Asset Management Market Study (AMMS)
Final report, June 2017
The final report of the AMMS is extensive, and will have been pored over in some detail by those in the sector. It emphasises the importance of the asset management industry in managing some £6.9 trillion in assets. The FCA's own summary of its findings indicates:
- weak price competition in a number of areas, which has a material impact on investors through the charges they pay for asset management services;
- no clear relationship between charges and the performance of retail active funds;
- sustained, high profits in the asset management industry over a number of years;
- lack of clarity as to fund objectives and inappropriate measure of performance;
- heavy reliance by some investors on the advice of consultants, and concerns as to the way in which the investment consultant market operates; and
- retail investors do not appear to benefit from economies of scale when pooling their investments.
Some of the specific remedies proposed are summarised below, but in addition, the AMMS final report refers to continued support for consistent disclosure of costs and charges. The FCA also indicated that it would chair a working group to consider how to make objectives clearer and more useful to investors. It further announced its intention to recommend that HM Treasury consult on bringing investment consultants within the regulatory perimeter.
Consultation on implementing asset management market study remedies and changes to Handbook
Consultation Paper 17/18, June 2017
The FCA's consultation builds on the findings of the AMMS, and contains proposals on three specific areas: governance; moving investors into better value share classes (and the circumstances in which the Authorised Fund Manager (AFM) could undertake a mandatory conversion); and risk-free box profits (where the AFM makes a risk-free profit on holding fund units sold in a "manager's box" before selling them at a higher price within the same valuation point). The FCA also launched a discussion as to whether it should consider introducing an end to the payment of trail commission, and whether remedies outlined in the Consultation Paper should be applied to other retail investment products.
The most interesting of these proposals is arguably governance, in relation to which the FCA focused on the boards of AFMs. The FCA proposed that the boards of AFMs should be required to assess (and document) annually whether value for money had been provided to fund investors. The FCA set out various points that the value for money assessment would need to include. Further, the FCA proposed that AFMs should be required to appoint a minimum number of independent directors.

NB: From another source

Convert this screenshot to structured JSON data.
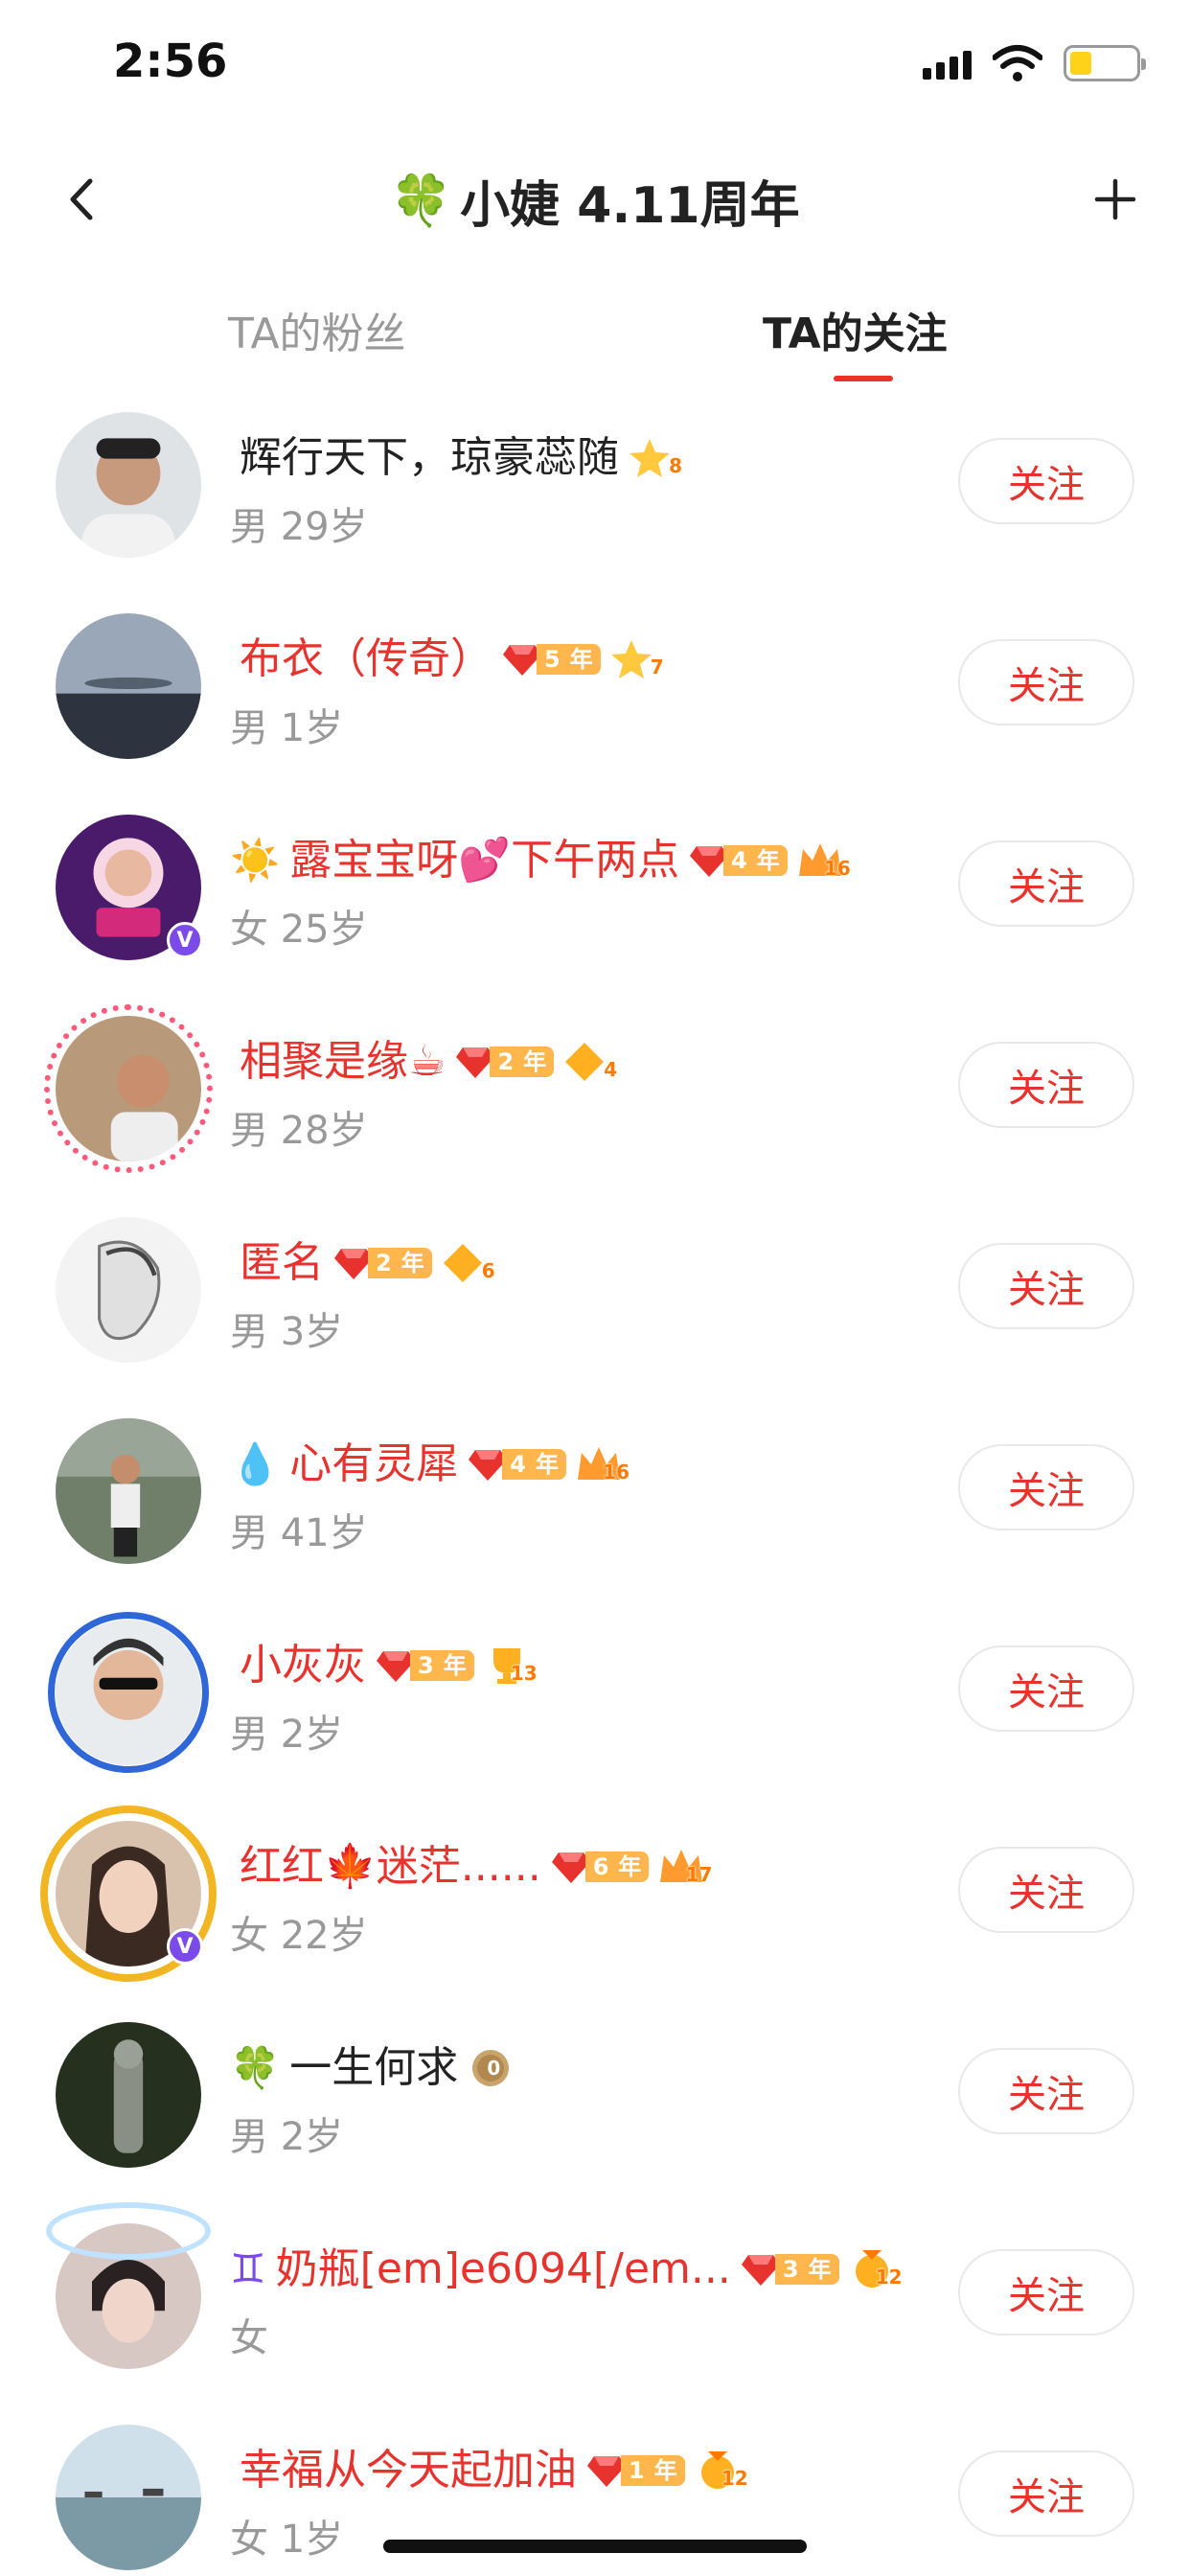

The Consultation Paper also indicated that the FCA would consult, as part of the Senior Managers and Certification Regimes (SMCR), on the introduction of a prescribed responsibility on the chair of the AFM board to act in the best interests of investors, but such prescribed responsibility does not appear in the list of those the FCA proposes as part of the extended SMCR (as to which see above).
The FCA's actions in relation to asset management since the publication of the AMMS final report, including first use of its competition enforcement powers
In September, the FCA announced a final decision to make a market investigation reference on investment consultancy and fiduciary management services to the Competition and Markets Authority, and to reject proposed Undertakings in Lieu.
The FCA went on to publish the Investment Platforms Markets Study Terms of Reference (MS17/1.1).
Finally, at the end of November, the FCA announced that it had provided a statement of objections to four asset management firms, alleging breaches of competition law as a result of sharing information relating to the prices they intended to pay for shares in forthcoming IPOs. As the FCA put it, the bilateral sharing of information allowed firms to know the other’s plans during the IPO or placing process "when they should have been competing for shares". It does not seem to be alleged that the firms actually agreed to bid at specific prices. Given the fact that buy side market practice in this area has been varied, and in light of the economic dynamics of the current IPO market, it will be interesting to observe how the case proceeds.
This marks the FCA's first use of its competition enforcement powers. The statement of objections procedure is drawn from the Competition and Markets Authority's enforcement procedure, and the statement of objections itself is broadly equivalent to a combined warning notice and investigation report under the FSMA procedure.